Kempton et alArticle conducted a meta-analysis of 98 structural imaging studies in bipolar disorder, revealing robust but regionally nonspecific changes of brain structure, with lithium medication being associated with increased gray matter volume. The authors conclude that studies will remain underpowered unless sample size is increased or improvements in phenotypic selection and imaging methods are made.

Frans et alArticle examined the association between advancing paternal age and bipolar disorder in a nationwide nested case-control study based on Swedish registers. Advancing paternal age monotonously increased the risk of bipolar disorder in the offspring and the paternal age effect was even more pronounced in patients with an early disorder onset.

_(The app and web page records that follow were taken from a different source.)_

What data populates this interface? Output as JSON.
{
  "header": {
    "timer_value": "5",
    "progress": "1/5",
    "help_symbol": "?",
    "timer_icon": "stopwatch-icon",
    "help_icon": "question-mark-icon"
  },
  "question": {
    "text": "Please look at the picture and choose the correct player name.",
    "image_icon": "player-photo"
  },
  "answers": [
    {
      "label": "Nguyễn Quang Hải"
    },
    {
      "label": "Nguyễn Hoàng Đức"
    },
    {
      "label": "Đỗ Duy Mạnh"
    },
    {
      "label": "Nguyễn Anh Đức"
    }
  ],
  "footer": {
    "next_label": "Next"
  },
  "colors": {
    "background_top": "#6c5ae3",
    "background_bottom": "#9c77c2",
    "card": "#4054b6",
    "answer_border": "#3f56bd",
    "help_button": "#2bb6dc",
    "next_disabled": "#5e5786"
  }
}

Using tract-based spatial statistics, Versace et alArticle examined fractional anisotropy (FA) longitudinal and radial diffusivities in the white matter skeleton of individuals with bipolar disorder and healthy controls. They found greater FA in the left orbitomedial prefrontal cortex and reduced FA in the right orbitomedial prefrontal cortex in individuals with bipolar disorder vs healthy controls. This abnormal right-left asymmetry may represent a biological mechanism for mood dysregulation in bipolar disorder.

Miklowitz et alArticle examined the effectiveness of family-focused therapy and medications in 58 adolescents recovering from an episode of bipolar spectrum disorder. Adolescent patients who were randomly assigned to 21 sessions of family-focused therapy and pharmacotherapy recovered from their baseline depression symptoms faster, spent fewer weeks in depressive episodes, and had fewer severe depression symptoms over 2 years than patients assigned to 3 sessions of psychoeducation and pharmacotherapy.

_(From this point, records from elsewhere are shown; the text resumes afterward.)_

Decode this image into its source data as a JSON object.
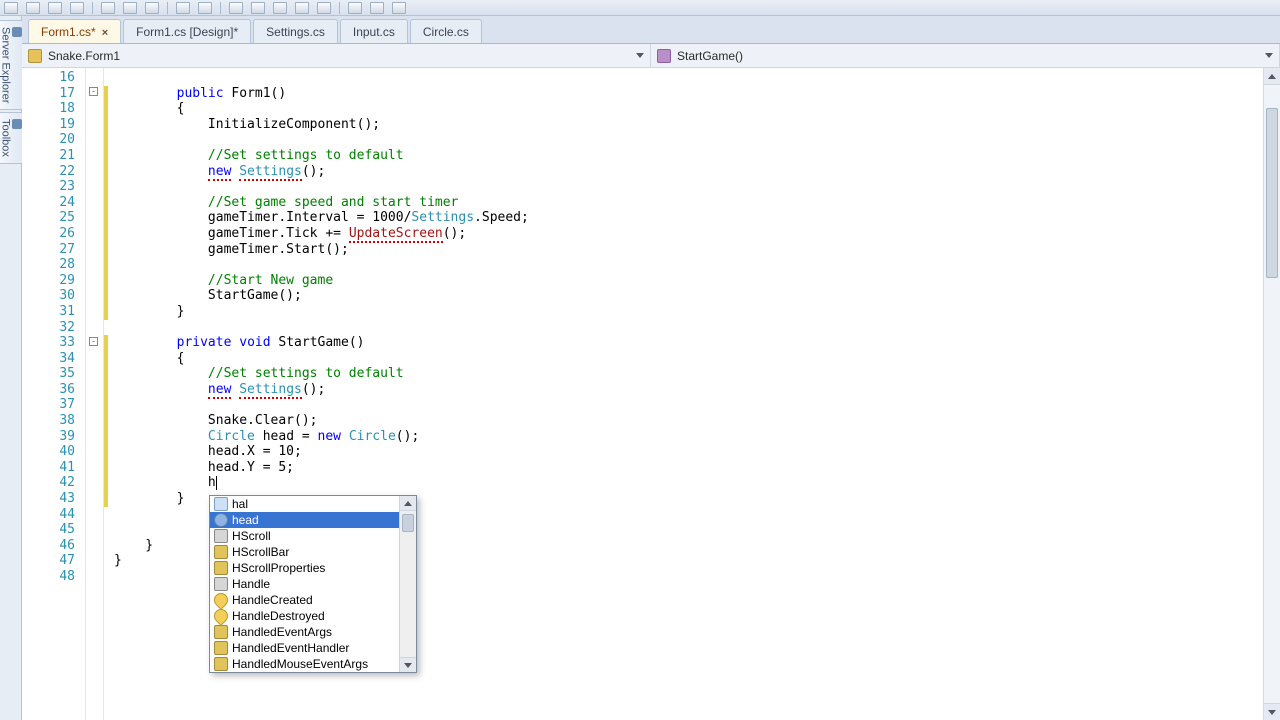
{
  "sidepanels": {
    "server_explorer": "Server Explorer",
    "toolbox": "Toolbox"
  },
  "tabs": [
    {
      "label": "Form1.cs*",
      "active": true,
      "closeable": true
    },
    {
      "label": "Form1.cs [Design]*",
      "active": false
    },
    {
      "label": "Settings.cs",
      "active": false
    },
    {
      "label": "Input.cs",
      "active": false
    },
    {
      "label": "Circle.cs",
      "active": false
    }
  ],
  "navbar": {
    "type": "Snake.Form1",
    "member": "StartGame()"
  },
  "lines": {
    "start": 16,
    "end": 48
  },
  "intellisense": {
    "filter": "hal",
    "selected_index": 1,
    "items": [
      {
        "label": "hal",
        "kind": "filter-echo"
      },
      {
        "label": "head",
        "kind": "fld"
      },
      {
        "label": "HScroll",
        "kind": "prp"
      },
      {
        "label": "HScrollBar",
        "kind": "cls"
      },
      {
        "label": "HScrollProperties",
        "kind": "cls"
      },
      {
        "label": "Handle",
        "kind": "prp"
      },
      {
        "label": "HandleCreated",
        "kind": "evt"
      },
      {
        "label": "HandleDestroyed",
        "kind": "evt"
      },
      {
        "label": "HandledEventArgs",
        "kind": "cls"
      },
      {
        "label": "HandledEventHandler",
        "kind": "cls"
      },
      {
        "label": "HandledMouseEventArgs",
        "kind": "cls"
      }
    ]
  },
  "code": {
    "l17": {
      "kw": "public",
      "name": "Form1()"
    },
    "l18": "        {",
    "l19": "            InitializeComponent();",
    "l21c": "            //Set settings to default",
    "l22": {
      "kw": "new",
      "typ": "Settings",
      "post": "();"
    },
    "l24c": "            //Set game speed and start timer",
    "l25a": "            gameTimer.Interval = 1000/",
    "l25b": "Settings",
    "l25c": ".Speed;",
    "l26a": "            gameTimer.Tick += ",
    "l26b": "UpdateScreen",
    "l26c": "();",
    "l27": "            gameTimer.Start();",
    "l29c": "            //Start New game",
    "l30": "            StartGame();",
    "l31": "        }",
    "l33": {
      "kw1": "private",
      "kw2": "void",
      "name": "StartGame()"
    },
    "l34": "        {",
    "l35c": "            //Set settings to default",
    "l36": {
      "kw": "new",
      "typ": "Settings",
      "post": "();"
    },
    "l38": "            Snake.Clear();",
    "l39a": "            ",
    "l39b": "Circle",
    "l39c": " head = ",
    "l39kw": "new",
    "l39d": " ",
    "l39e": "Circle",
    "l39f": "();",
    "l40": "            head.X = 10;",
    "l41": "            head.Y = 5;",
    "l42": "            h",
    "l43": "        }",
    "l46": "    }",
    "l47": "}"
  }
}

Van den Oord et alArticle tested 420 000 genetic markers for their association with neuroticism in a sample of 1227 healthy subjects. The 60 most promising markers were subsequently genotyped in a replication sample comprising 1880 healthy subjects. The most promising results were for the MAMDC1 gene, where associations involved exactly the same markers and direction of effects.

Praschak-Rieder et alArticle investigated the relationship between regional serotonin transporter (5-HTT) binding and season using carbon 11–labeled 3-amino-4-(2-dimethylaminomethyl-phenylsulfanyl)-benzonitrile positron emission tomography in humans. During the darker months of the year, 5-HTT binding was elevated relative to the brighter months of the year. Since higher 5-HTT density is associated with lower synaptic serotonin levels, regulation of 5-HTT density by season is a mechanism that may explain seasonal changes in mood and behavior.

Using data collected at ages 6, 11, and 17 years on stratified samples of urban and suburban children, Bohnert and BreslauArticle found that low-birth-weight children have modest excesses of externalizing and internalizing disturbances compared with normal-birth-weight children. An increased risk of attention disturbance was associated with low birth weight only in urban children. Low birth weight effects on psychiatric disturbance were stable through the period of school attendance.

In a study of young children (N = 101, aged 18.8-45.0 months), Hoeft et alArticle show that voxel-wise multivariate morphometric patterns classify fragile X syndrome from typically developing and idiopathic developmentally delayed controls with more than 90% prediction accuracy. These findings demonstrate the feasibility and clinical importance of examining detailed spatial patterns of healthy and atypical brain development.